• [Action item]:
Go through the data and retrieve each line that includes the string "date".

• [Provided information]:
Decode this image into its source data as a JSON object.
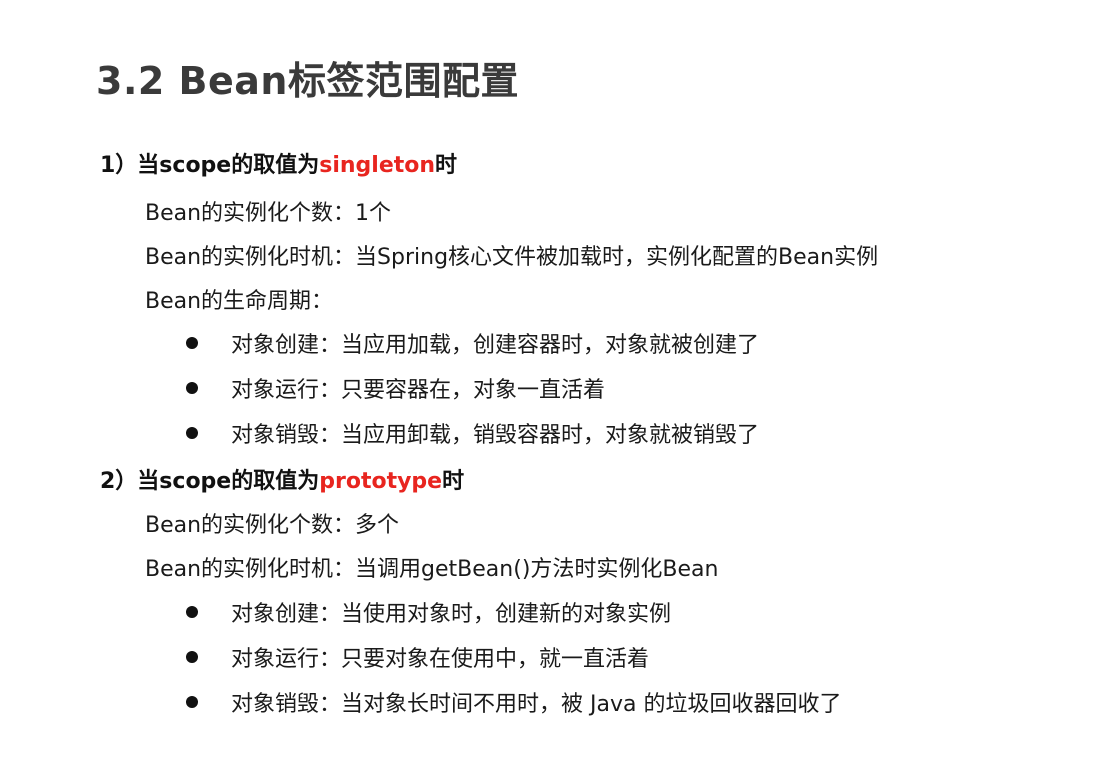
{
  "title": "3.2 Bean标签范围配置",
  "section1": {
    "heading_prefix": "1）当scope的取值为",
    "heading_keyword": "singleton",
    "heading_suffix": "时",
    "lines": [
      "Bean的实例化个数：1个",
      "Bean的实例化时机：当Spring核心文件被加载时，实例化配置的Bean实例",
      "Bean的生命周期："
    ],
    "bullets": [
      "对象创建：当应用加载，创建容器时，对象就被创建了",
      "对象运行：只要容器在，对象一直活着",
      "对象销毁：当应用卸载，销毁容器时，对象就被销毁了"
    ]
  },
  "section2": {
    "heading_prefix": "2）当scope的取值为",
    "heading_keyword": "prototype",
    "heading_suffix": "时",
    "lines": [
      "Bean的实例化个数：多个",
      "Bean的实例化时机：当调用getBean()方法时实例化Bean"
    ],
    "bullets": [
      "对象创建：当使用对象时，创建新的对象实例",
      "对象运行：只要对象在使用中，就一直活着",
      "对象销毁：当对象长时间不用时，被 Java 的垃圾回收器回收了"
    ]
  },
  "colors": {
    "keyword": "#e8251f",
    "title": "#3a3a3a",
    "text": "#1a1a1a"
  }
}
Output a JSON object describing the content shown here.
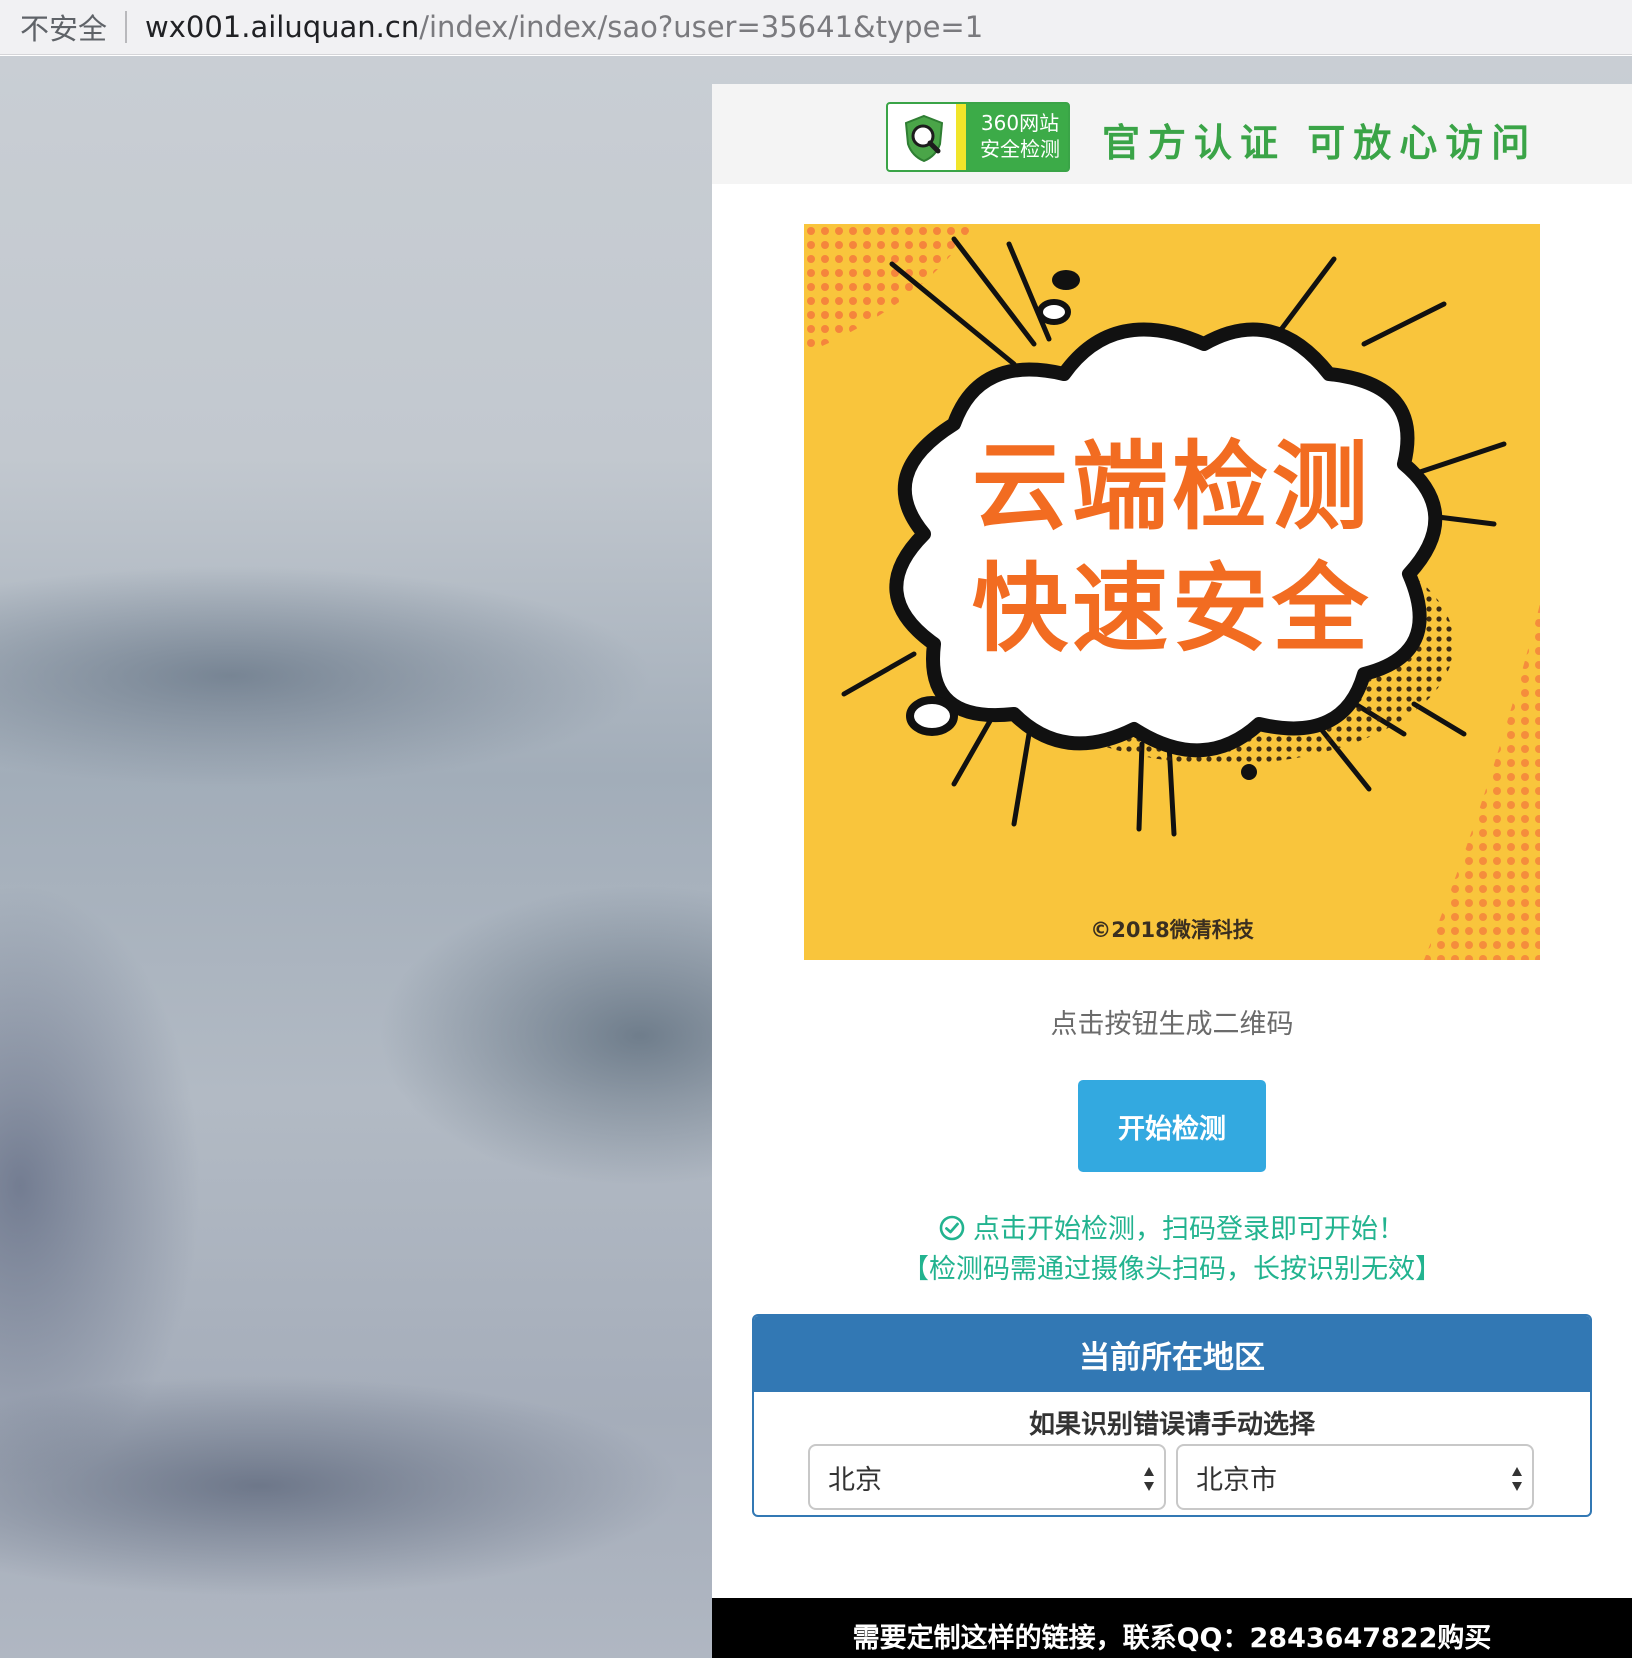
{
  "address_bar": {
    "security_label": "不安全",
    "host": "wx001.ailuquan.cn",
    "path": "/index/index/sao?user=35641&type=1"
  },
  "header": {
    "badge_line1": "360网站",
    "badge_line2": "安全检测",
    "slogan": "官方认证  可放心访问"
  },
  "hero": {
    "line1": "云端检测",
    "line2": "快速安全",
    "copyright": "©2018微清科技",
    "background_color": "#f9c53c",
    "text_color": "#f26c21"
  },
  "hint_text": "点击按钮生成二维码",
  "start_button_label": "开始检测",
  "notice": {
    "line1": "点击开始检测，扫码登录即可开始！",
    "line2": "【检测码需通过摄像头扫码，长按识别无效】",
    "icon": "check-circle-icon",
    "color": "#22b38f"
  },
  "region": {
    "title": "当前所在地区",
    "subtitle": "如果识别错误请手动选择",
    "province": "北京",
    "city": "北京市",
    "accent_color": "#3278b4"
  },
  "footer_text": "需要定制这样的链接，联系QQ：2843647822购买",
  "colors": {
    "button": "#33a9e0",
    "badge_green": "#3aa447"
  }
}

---

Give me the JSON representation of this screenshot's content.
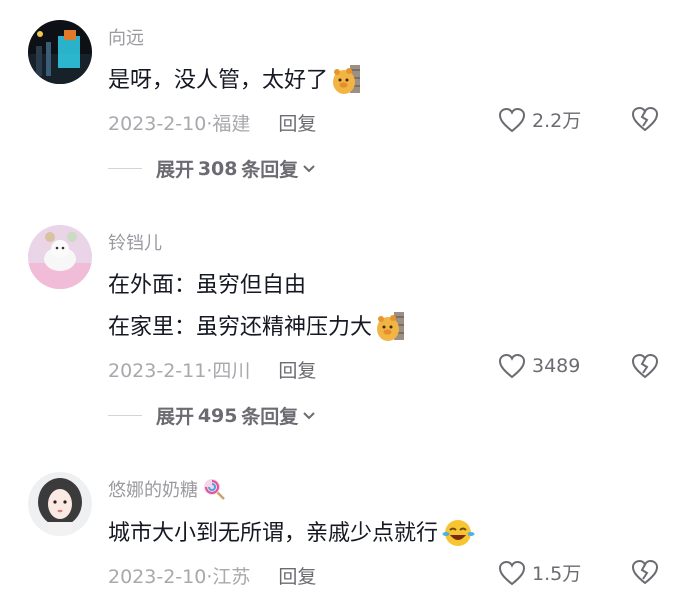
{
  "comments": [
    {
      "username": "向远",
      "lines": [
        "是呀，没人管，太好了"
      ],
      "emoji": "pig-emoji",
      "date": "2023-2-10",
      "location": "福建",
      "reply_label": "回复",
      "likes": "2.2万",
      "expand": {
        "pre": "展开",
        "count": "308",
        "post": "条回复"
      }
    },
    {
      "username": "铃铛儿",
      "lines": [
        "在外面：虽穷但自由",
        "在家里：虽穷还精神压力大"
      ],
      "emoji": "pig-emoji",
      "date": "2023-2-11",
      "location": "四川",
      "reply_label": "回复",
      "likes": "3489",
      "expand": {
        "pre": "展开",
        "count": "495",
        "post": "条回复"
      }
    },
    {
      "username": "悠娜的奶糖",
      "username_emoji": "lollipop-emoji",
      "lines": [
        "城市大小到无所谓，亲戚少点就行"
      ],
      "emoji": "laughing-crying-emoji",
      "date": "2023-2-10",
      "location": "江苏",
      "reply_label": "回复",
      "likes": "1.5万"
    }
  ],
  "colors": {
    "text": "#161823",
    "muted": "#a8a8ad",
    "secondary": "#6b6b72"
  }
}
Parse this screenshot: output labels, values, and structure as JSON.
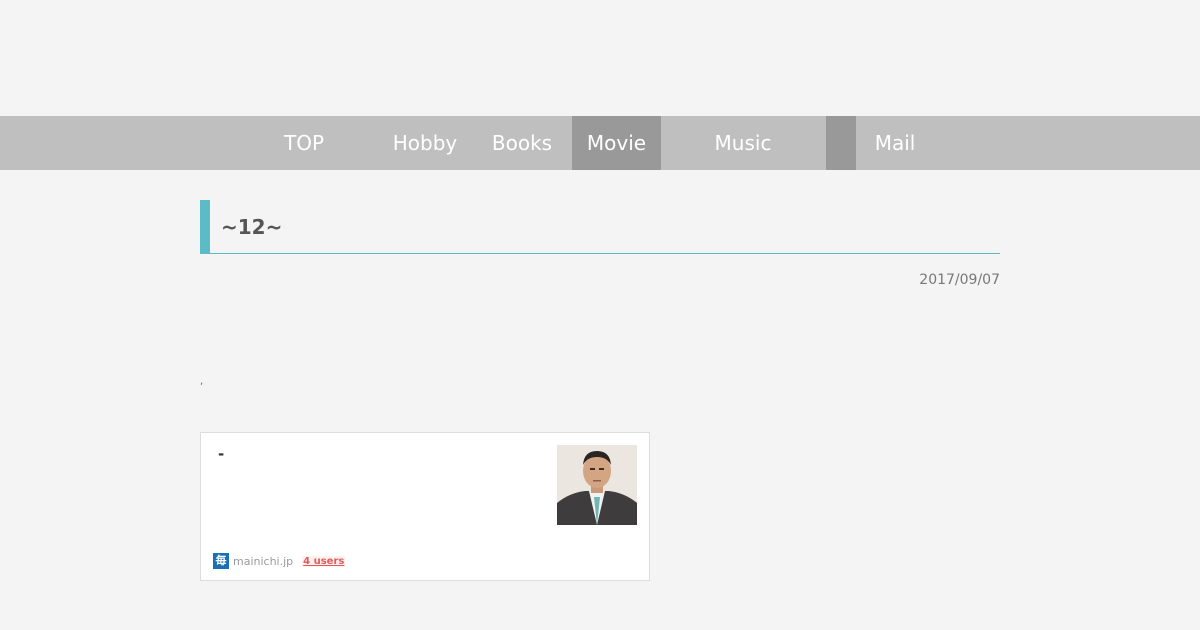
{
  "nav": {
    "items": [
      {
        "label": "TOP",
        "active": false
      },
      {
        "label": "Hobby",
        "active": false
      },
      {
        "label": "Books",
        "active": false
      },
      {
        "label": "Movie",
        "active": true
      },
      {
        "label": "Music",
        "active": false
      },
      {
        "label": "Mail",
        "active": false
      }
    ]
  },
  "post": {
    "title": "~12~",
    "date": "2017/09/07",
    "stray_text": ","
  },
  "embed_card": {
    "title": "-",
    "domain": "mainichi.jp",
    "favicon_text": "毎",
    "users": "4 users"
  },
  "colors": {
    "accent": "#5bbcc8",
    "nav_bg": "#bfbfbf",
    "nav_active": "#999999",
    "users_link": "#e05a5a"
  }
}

• [Result]:
      "date": "2023-2-10",
      "date": "2023-2-11",
      "date": "2023-2-10",
    "date": "2017/09/07",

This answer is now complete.